Georgetown’s failures are inexcusable, and especially so when one considers the challenges college presents to mental health. Students learn to live away from home for the first time, navigate new social realities, cope with intense academic workloads, and find a career direction. Those are challenging priorities to juggle simultaneously, and they often translate into mental health issues. Around 73% of college students endure some form of mental health crisis, while almost a third report that their depression interferes with basic functions. The pervasiveness of mental health struggles means Georgetown should be prepared to assist students, making CAPS’s failures entirely inexcusable.
The challenges of college life have only been magnified by COVID-19 and its impacts. We all had to endure a draining year of online classes with minimal social connection amidst a deadly pandemic. And many students had it far worse than just that—dealing with untenable housing situations, supporting themselves and family members as essential workers, and coping with unimaginable loss. It’s unsurprising, then, that the pandemic coincided with substantially higher rates of both depression and anxiety for students. Given these challenges, replacing outdoor gathering spaces with tents is incredibly irresponsible. The tents can only hinder efforts to build community and prevent students from reaping the benefits of outdoor spaces.

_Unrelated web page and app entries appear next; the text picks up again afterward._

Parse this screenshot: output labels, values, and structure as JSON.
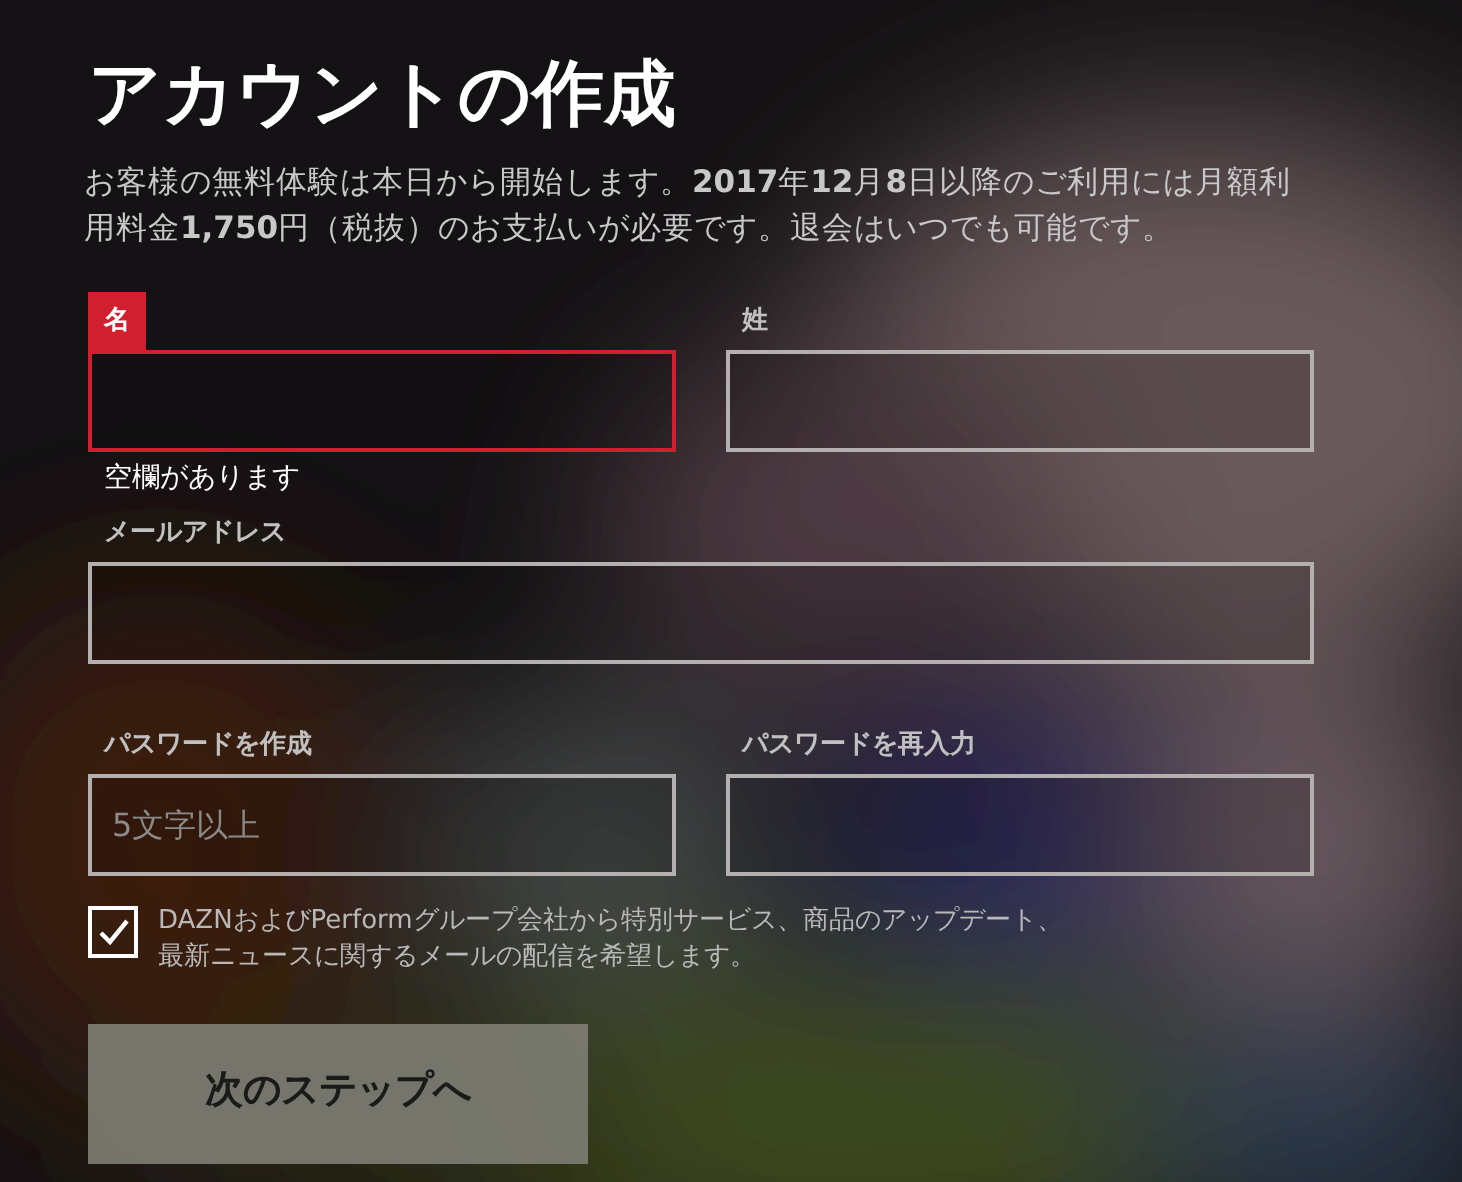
{
  "title": "アカウントの作成",
  "description": "お客様の無料体験は本日から開始します。**2017**年**12**月**8**日以降のご利用には月額利用料金**1,750**円（税抜）のお支払いが必要です。退会はいつでも可能です。",
  "fields": [
    {
      "label": "名",
      "kind": "half",
      "error": true,
      "error_message": "空欄があります"
    },
    {
      "label": "姓",
      "kind": "half",
      "error": false
    },
    {
      "label": "メールアドレス",
      "kind": "full",
      "error": false
    },
    {
      "label": "パスワードを作成",
      "kind": "half",
      "error": false,
      "placeholder": "5文字以上"
    },
    {
      "label": "パスワードを再入力",
      "kind": "half",
      "error": false
    }
  ],
  "consent": {
    "checked": true,
    "lines": [
      "DAZNおよびPerformグループ会社から特別サービス、商品のアップデート、",
      "最新ニュースに関するメールの配信を希望します。"
    ]
  },
  "next_button": "次のステップへ"
}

Our year online was an incredibly difficult time, but the return to campus has presented its own challenges. Sophomores have struggled to fit in and make up for lost time, academic workloads are ramping up again after a relative reprieve last year, and the dearth of online options ensures that a COVID-19 diagnosis leaves students behind academically. Even as the pandemic grows increasingly endemic, we’re still grappling with its long-term impacts. As COVID-19’s shadow looms over us, Georgetown should be equipped to handle corresponding mental health challenges.
I don’t pretend that the tents pose anything close to the hazards of CAPS’s failures, but they’re a telling indictment of the university’s approach to mental health. Addressing a persistent challenge like mental health is no easy task; while the university has done itself no favors, there’s no simple answer to the issue. Yet even as the university gets the big things wrong, it refuses to get the little things right. Preserving outdoor communal spaces is one of the easiest steps the university could take to protect students’ mental health. A campus environment conducive to mental health isn’t an ask, it’s a basic expectation. Yes, the impacts may be rather limited – but that also shows just how easy this would be. Georgetown had to do nothing, and it couldn’t even do that.
It seems that the administration asked itself “Why not?” before it ever asked “Why?”. Well, there are plenty of answers to the former and none to the latter. The tents are hideous, unnecessary, and a hindrance to student life. They deny students meaningful access to some of the most beloved spaces on campus, as well as the shared experiences and spaces that are so vital to building community. And they signify gross ineptitude in the university’s management of COVID-19 and mental health challenges. If the administration wants to foster a healthy community on campus, there’s an easy place to start. President DeGioia, tear down these tents!